The task calls for the count of lines containing "image" in these records, given as a number with no other words.

◇ ◇ ◇

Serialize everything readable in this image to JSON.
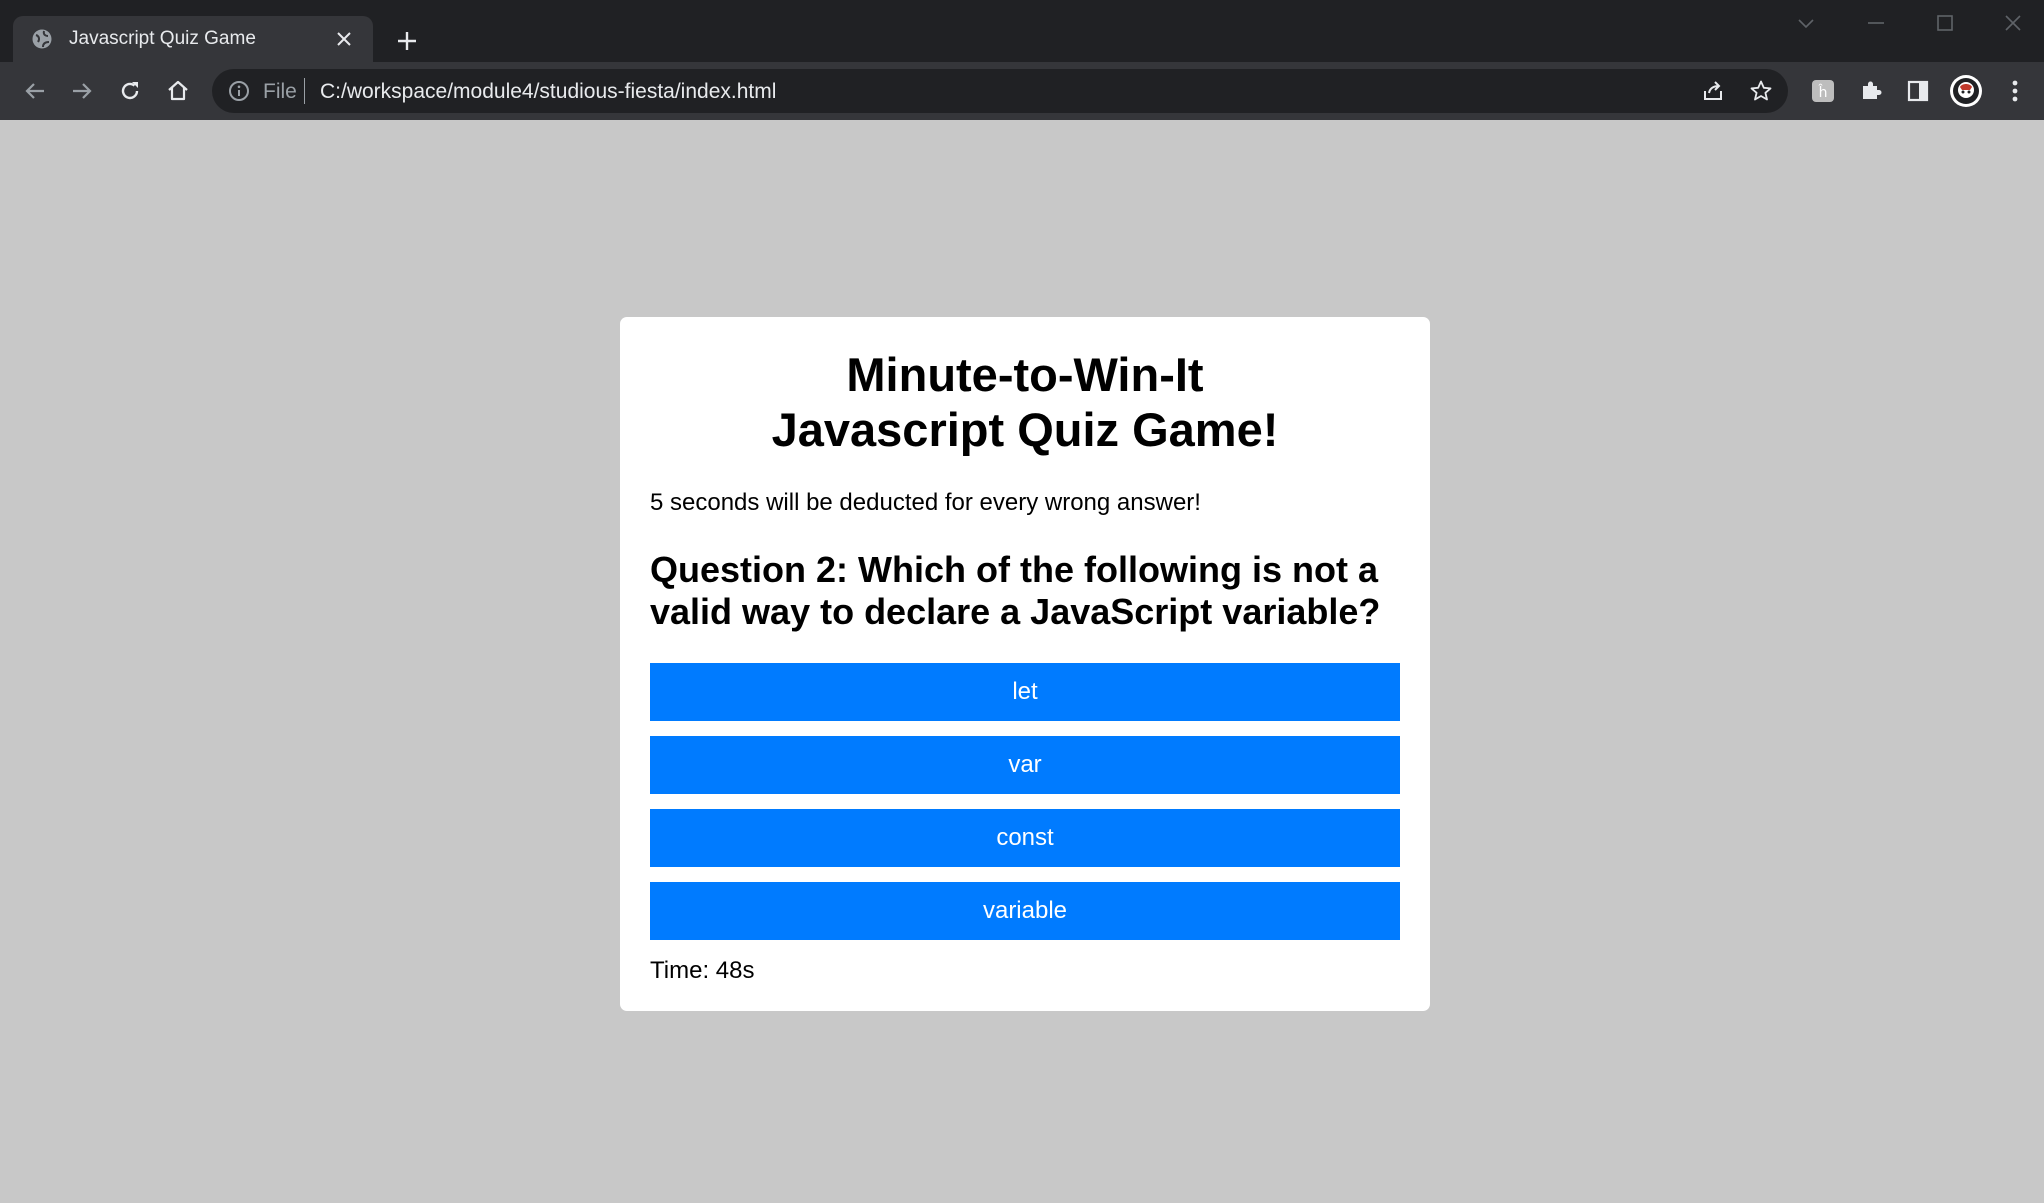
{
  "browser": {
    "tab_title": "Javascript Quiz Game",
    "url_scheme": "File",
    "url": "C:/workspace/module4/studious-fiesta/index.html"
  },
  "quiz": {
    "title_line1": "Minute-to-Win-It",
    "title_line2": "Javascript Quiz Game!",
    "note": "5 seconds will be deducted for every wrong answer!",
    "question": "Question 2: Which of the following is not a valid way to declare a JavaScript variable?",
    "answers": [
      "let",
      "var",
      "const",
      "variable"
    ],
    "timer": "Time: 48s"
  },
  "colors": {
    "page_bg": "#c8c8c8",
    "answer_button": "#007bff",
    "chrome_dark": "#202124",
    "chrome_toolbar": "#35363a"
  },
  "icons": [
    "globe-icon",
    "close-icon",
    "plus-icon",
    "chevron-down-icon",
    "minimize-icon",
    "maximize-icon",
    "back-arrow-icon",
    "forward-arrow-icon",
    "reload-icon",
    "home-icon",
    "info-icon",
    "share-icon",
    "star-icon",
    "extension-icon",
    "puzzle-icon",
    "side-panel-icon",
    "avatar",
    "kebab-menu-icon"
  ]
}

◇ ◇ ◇

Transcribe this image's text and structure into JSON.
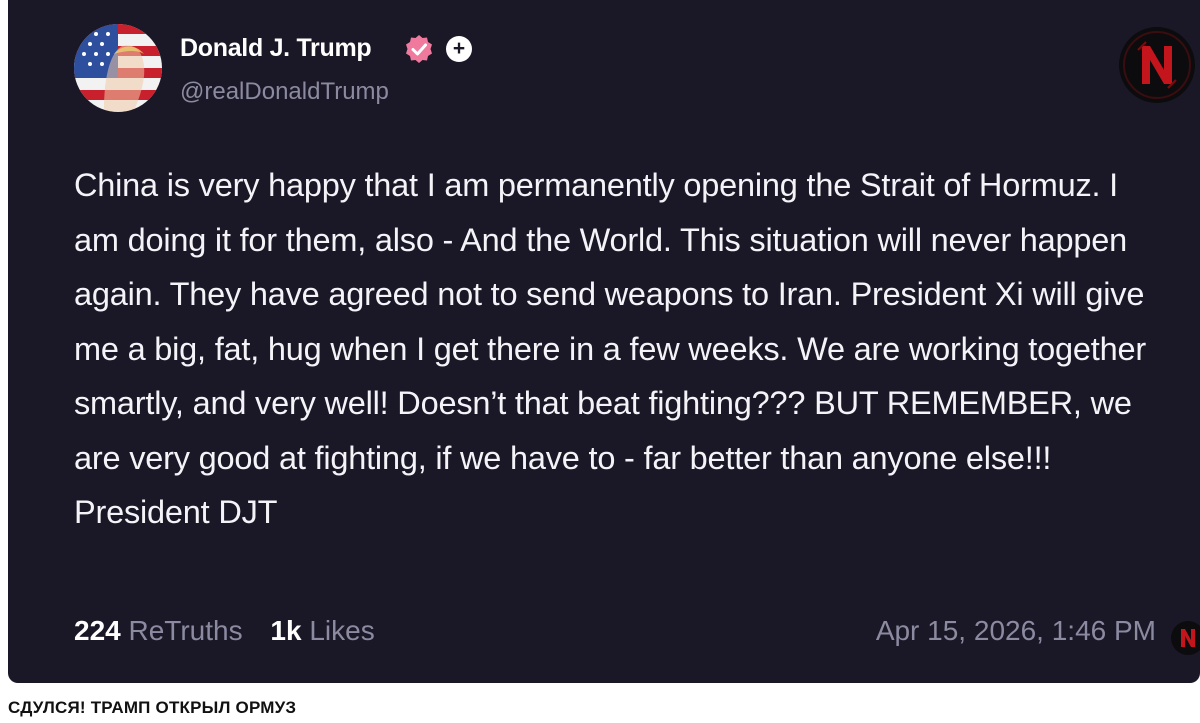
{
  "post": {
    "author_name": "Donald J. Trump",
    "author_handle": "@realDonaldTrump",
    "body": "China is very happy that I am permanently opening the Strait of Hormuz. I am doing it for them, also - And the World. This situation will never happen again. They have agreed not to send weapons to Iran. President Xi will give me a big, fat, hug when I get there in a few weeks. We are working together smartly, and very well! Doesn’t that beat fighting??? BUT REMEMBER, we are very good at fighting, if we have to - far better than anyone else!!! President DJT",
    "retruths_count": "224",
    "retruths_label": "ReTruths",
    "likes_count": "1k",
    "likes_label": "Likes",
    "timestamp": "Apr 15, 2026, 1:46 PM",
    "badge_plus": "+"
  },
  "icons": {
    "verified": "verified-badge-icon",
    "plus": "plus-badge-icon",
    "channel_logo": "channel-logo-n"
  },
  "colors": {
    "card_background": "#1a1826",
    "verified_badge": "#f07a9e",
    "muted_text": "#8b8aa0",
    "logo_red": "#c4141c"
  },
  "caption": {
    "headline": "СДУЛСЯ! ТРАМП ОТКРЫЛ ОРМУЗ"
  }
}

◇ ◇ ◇

Result: 2